'''
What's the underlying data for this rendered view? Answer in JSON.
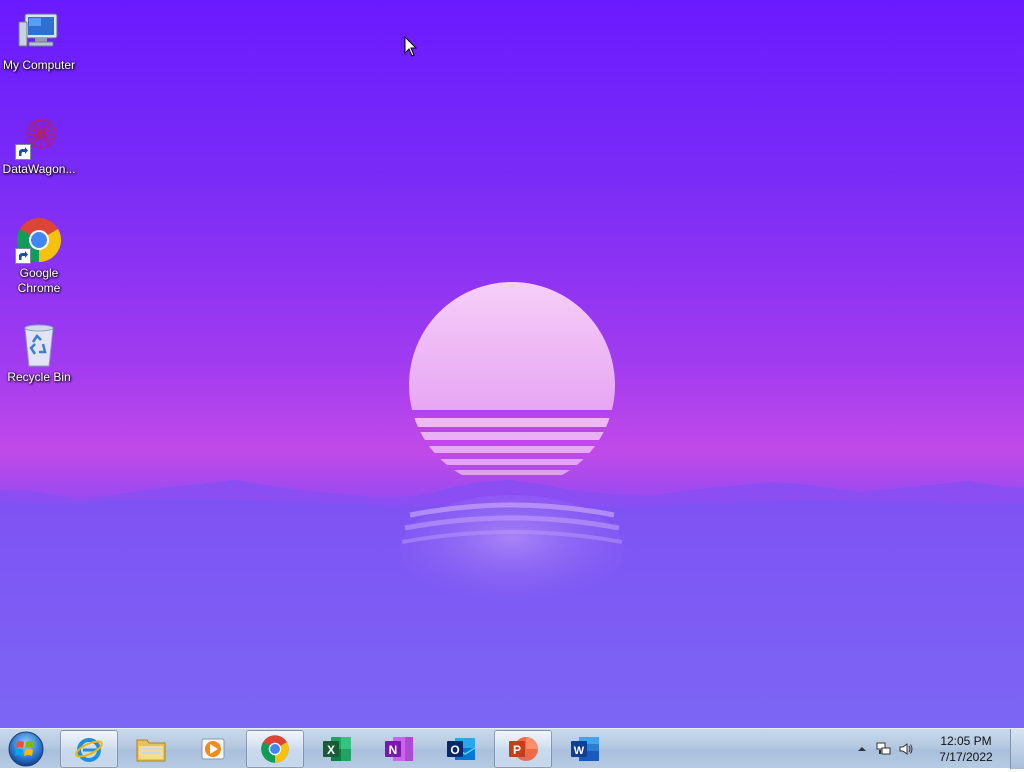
{
  "desktop": {
    "icons": [
      {
        "label": "My Computer",
        "icon": "computer-icon"
      },
      {
        "label": "DataWagon...",
        "icon": "datawagon-icon"
      },
      {
        "label": "Google\nChrome",
        "label_line1": "Google",
        "label_line2": "Chrome",
        "icon": "chrome-icon"
      },
      {
        "label": "Recycle Bin",
        "icon": "recycle-bin-icon"
      }
    ]
  },
  "taskbar": {
    "start": {
      "icon": "windows-start-orb-icon"
    },
    "pinned": [
      {
        "name": "internet-explorer",
        "icon": "internet-explorer-icon",
        "active": true
      },
      {
        "name": "file-explorer",
        "icon": "folder-icon",
        "active": false
      },
      {
        "name": "media-player",
        "icon": "media-player-icon",
        "active": false
      },
      {
        "name": "google-chrome",
        "icon": "chrome-icon",
        "active": true
      },
      {
        "name": "excel",
        "icon": "excel-icon",
        "letter": "X",
        "active": false
      },
      {
        "name": "onenote",
        "icon": "onenote-icon",
        "letter": "N",
        "active": false
      },
      {
        "name": "outlook",
        "icon": "outlook-icon",
        "letter": "O",
        "active": false
      },
      {
        "name": "powerpoint",
        "icon": "powerpoint-icon",
        "letter": "P",
        "active": true
      },
      {
        "name": "word",
        "icon": "word-icon",
        "letter": "W",
        "active": false
      }
    ],
    "tray": {
      "icons": [
        "show-hidden-icons-chevron-icon",
        "network-icon",
        "volume-icon"
      ],
      "time": "12:05 PM",
      "date": "7/17/2022"
    }
  },
  "colors": {
    "excel": "#1d7a44",
    "onenote": "#7a2b9e",
    "outlook": "#0a64c2",
    "powerpoint": "#d04a26",
    "word": "#1f5bbf"
  }
}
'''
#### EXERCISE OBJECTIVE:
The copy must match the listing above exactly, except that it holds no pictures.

#### EXERCISE RESULT:
What's the underlying data for this rendered view? Answer in JSON.
{
  "desktop": {
    "icons": [
      {
        "label": "My Computer",
        "icon": "computer-icon"
      },
      {
        "label": "DataWagon...",
        "icon": "datawagon-icon"
      },
      {
        "label": "Google\nChrome",
        "label_line1": "Google",
        "label_line2": "Chrome",
        "icon": "chrome-icon"
      },
      {
        "label": "Recycle Bin",
        "icon": "recycle-bin-icon"
      }
    ]
  },
  "taskbar": {
    "start": {
      "icon": "windows-start-orb-icon"
    },
    "pinned": [
      {
        "name": "internet-explorer",
        "icon": "internet-explorer-icon",
        "active": true
      },
      {
        "name": "file-explorer",
        "icon": "folder-icon",
        "active": false
      },
      {
        "name": "media-player",
        "icon": "media-player-icon",
        "active": false
      },
      {
        "name": "google-chrome",
        "icon": "chrome-icon",
        "active": true
      },
      {
        "name": "excel",
        "icon": "excel-icon",
        "letter": "X",
        "active": false
      },
      {
        "name": "onenote",
        "icon": "onenote-icon",
        "letter": "N",
        "active": false
      },
      {
        "name": "outlook",
        "icon": "outlook-icon",
        "letter": "O",
        "active": false
      },
      {
        "name": "powerpoint",
        "icon": "powerpoint-icon",
        "letter": "P",
        "active": true
      },
      {
        "name": "word",
        "icon": "word-icon",
        "letter": "W",
        "active": false
      }
    ],
    "tray": {
      "icons": [
        "show-hidden-icons-chevron-icon",
        "network-icon",
        "volume-icon"
      ],
      "time": "12:05 PM",
      "date": "7/17/2022"
    }
  },
  "colors": {
    "excel": "#1d7a44",
    "onenote": "#7a2b9e",
    "outlook": "#0a64c2",
    "powerpoint": "#d04a26",
    "word": "#1f5bbf"
  }
}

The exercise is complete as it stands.